Answer: Field corn is primarily fed to livestock and sweet corn is enjoyed by humans this time of the year as corn on the cob.
Sweet corn season has arrived! But did you know that sweet corn only accounts for about 1% of all the corn that is grown? That’s right! 99% of the corn that is grown is actually field corn.
Field Corn – The majority of field corn is used to feed livestock such as cattle and hogs for beef and pork production. We grow about 2,100 acres of field corn every year. Much of it is fed to the livestock and the rest can be sold to the grain market.
Field corn is also used to make ethanol fuel. It is used to make foods such as starches and sweeteners and is also used in peanut butter, salad dressing, crackers, ice cream, and even pet food, to name a few things. Field corn is used to make beer and other alcohol as well.
It is also used in things you wouldn’t think about it being used for such as degradable plastics, carpet, fireworks, paper, crayons, glue, tires, vitamins, toothpaste, and medicines.

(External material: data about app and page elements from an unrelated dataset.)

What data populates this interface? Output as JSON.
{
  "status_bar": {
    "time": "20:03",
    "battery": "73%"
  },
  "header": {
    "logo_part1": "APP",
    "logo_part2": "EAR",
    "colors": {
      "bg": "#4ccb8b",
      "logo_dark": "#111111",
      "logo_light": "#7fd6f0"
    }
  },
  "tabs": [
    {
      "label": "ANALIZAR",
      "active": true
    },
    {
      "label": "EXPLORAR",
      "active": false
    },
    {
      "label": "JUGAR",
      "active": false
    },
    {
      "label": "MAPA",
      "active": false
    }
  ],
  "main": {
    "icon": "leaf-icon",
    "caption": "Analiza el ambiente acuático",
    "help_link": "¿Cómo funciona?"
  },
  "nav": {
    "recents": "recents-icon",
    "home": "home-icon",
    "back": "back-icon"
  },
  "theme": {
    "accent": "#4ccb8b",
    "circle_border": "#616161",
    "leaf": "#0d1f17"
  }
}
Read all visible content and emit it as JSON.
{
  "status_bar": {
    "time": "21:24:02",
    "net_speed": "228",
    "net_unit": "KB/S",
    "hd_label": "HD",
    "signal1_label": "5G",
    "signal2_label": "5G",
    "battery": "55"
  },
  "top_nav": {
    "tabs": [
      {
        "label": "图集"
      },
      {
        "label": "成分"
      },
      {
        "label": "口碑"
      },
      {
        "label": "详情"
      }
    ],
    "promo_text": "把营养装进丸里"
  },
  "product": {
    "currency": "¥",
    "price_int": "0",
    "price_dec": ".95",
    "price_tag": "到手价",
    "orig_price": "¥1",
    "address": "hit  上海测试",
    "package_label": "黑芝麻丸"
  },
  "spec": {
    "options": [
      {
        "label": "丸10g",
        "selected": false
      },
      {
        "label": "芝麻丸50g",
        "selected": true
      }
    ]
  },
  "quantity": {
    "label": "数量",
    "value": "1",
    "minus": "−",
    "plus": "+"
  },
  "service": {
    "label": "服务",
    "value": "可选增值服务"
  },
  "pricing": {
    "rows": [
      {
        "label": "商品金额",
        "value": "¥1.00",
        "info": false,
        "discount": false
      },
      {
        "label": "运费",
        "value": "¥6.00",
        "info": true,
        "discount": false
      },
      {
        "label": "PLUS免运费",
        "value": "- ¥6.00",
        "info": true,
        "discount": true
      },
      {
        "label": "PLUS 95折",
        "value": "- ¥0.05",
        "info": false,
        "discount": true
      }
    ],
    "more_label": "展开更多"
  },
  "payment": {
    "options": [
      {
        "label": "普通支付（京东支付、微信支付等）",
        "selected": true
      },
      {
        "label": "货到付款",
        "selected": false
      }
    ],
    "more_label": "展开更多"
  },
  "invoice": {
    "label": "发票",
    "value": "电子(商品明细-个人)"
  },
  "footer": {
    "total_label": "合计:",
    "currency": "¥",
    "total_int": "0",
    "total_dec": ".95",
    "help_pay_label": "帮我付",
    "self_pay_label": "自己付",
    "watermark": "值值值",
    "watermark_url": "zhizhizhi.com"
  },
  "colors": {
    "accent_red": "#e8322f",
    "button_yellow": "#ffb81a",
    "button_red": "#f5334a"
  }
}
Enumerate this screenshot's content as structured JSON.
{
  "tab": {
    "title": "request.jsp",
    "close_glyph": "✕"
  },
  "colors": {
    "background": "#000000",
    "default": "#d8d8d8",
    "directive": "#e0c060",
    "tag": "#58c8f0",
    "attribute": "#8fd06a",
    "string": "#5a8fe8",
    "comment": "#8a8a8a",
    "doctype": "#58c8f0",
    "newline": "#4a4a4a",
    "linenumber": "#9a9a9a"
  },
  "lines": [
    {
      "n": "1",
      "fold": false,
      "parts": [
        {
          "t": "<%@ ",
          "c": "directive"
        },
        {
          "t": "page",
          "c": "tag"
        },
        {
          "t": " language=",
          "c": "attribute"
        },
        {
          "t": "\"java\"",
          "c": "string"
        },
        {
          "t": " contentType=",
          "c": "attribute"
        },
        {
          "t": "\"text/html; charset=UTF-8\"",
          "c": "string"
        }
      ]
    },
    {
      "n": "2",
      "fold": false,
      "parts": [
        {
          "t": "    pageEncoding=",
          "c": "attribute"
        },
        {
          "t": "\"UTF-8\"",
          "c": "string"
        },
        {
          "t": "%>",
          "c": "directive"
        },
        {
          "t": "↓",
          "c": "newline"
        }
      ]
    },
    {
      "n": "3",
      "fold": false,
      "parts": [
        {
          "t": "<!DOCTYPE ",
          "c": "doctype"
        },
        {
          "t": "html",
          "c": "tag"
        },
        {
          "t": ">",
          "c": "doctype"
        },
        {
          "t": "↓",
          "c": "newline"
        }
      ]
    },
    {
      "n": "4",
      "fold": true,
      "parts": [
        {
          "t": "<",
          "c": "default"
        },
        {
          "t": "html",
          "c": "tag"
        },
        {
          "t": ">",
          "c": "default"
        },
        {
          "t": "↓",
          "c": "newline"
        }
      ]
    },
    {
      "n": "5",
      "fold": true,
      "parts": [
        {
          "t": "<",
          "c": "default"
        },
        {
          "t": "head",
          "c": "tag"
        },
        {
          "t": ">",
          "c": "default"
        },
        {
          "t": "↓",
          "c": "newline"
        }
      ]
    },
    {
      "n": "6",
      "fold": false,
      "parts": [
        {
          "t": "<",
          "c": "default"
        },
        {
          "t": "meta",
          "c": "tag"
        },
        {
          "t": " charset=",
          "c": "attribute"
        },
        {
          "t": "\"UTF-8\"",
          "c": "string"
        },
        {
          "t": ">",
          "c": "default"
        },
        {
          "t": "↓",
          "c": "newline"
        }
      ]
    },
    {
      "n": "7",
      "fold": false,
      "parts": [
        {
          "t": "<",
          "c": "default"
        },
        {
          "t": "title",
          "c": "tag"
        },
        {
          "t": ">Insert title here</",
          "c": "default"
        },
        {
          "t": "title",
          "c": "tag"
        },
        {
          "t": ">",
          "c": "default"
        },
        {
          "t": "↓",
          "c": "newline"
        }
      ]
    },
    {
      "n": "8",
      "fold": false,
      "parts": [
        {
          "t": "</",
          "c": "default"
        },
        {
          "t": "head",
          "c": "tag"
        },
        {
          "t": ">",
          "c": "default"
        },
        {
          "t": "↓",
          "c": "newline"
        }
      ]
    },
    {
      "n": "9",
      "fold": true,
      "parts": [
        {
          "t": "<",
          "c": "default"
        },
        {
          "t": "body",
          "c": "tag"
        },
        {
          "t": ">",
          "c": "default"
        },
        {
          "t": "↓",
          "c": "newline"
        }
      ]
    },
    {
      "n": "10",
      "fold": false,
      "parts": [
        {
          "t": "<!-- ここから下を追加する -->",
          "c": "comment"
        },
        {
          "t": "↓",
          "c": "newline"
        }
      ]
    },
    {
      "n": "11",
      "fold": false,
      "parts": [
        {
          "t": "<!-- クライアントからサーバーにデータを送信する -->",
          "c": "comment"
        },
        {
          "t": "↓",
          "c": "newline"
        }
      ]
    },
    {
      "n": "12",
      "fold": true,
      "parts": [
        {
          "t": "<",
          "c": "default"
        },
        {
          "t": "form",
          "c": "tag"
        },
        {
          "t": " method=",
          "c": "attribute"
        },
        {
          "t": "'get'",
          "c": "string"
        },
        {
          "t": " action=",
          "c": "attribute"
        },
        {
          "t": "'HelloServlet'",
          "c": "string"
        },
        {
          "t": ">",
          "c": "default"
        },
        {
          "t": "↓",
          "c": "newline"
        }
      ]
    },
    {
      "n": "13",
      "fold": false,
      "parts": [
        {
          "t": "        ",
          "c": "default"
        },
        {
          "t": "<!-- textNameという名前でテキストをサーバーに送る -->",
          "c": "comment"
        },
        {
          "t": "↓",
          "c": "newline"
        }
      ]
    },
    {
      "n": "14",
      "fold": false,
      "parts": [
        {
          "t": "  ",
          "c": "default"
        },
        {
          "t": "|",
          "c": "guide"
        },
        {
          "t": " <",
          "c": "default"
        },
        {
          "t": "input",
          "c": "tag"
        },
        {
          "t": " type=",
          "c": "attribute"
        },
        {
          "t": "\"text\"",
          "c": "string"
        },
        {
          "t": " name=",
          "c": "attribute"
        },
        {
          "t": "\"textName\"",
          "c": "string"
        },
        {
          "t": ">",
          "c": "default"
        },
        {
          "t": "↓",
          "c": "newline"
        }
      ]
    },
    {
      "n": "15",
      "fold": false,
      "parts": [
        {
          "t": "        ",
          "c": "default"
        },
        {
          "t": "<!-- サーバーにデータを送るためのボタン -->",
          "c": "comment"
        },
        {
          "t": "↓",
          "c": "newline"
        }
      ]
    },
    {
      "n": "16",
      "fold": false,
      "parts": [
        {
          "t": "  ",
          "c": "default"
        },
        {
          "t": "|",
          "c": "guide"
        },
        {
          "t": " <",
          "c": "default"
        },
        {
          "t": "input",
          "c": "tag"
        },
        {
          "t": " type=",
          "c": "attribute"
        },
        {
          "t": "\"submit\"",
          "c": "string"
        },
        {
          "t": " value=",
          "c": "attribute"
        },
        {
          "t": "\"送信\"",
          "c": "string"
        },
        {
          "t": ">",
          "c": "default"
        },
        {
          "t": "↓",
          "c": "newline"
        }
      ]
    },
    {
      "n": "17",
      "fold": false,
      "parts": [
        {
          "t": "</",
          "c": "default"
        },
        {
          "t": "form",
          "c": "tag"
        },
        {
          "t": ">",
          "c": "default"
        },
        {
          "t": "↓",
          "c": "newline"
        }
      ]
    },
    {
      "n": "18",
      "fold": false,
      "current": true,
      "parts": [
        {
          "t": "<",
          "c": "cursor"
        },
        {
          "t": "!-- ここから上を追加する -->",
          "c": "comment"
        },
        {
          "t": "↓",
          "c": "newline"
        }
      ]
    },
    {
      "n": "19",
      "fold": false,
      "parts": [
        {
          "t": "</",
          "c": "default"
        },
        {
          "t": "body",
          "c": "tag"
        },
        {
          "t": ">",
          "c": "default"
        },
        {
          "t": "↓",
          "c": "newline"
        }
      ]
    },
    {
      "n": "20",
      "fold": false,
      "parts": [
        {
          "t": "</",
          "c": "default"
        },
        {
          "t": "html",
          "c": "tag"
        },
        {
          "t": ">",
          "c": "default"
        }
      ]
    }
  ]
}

Sweet Corn – We also grow about one acre of sweet corn each year. This is the corn you see at local farm stands and grocery stores in the summertime. Sweet corn is grown for human consumption, to eat directly off the cob, no processing necessary.
Sweet corn does not grow as tall as field corn and the leaves are much thinner. Sweet corn doesn’t take nearly as long to grow as field corn either. It is planted in April or May and ready by July or August. In comparison, field corn is planted in April or May and is not ready until September or October.
We like to plant half of our sweet corn crop in the very beginning of planting season. Then we plant all of our field corn and then we plant the second half of our sweet corn crop at the very end of planting season. We like to do it this way for two reasons. One being the weather always affects the growing of the crops so if crop number one had way too much rain or was way too dry for instance and did not thrive well, we would still have a chance at great yields with crop number two or vice versa. The second reason to plant it in two crops is to prolong the consumption phase.
Sweet corn only stays fresh, tender, and edible for a short period of time, unlike field corn where the kernels are dried out and preserved for much longer. Once crop number one is coming to an end, ideally crop number two is ready to go. You can see our little farm stand set up each year by the road.
A big difference between the two is sweet corn is much sweeter than field corn, as the name implies. People will get quite a surprise if they decide to go pick field corn for dinner off the side of the road that they think is sweet corn. While nobody wants their crops “stolen” I think every farmer has gotten a laugh out of this at one time or another thinking of them taking that first bite of field corn for dinner.
So the next time you are enjoying a juicy steak or pork chop on the grill with a side of buttery corn on the cob and an ice cold mug of beer, you can think about the difference between field corn and sweet corn and which one was used to produce each item.
Fun Fact: Our cow-calf herd’s very favorite treat is the husks of the sweet corn. They will come running for it and even shove each other out of the way to eat the most delicious snack they’ve ever had!
THE BAENZIGERS – MATT & MINDY RAISE BEEF CATTLE AND GROW CORN AND SOYBEANS IN RURAL KINGSTON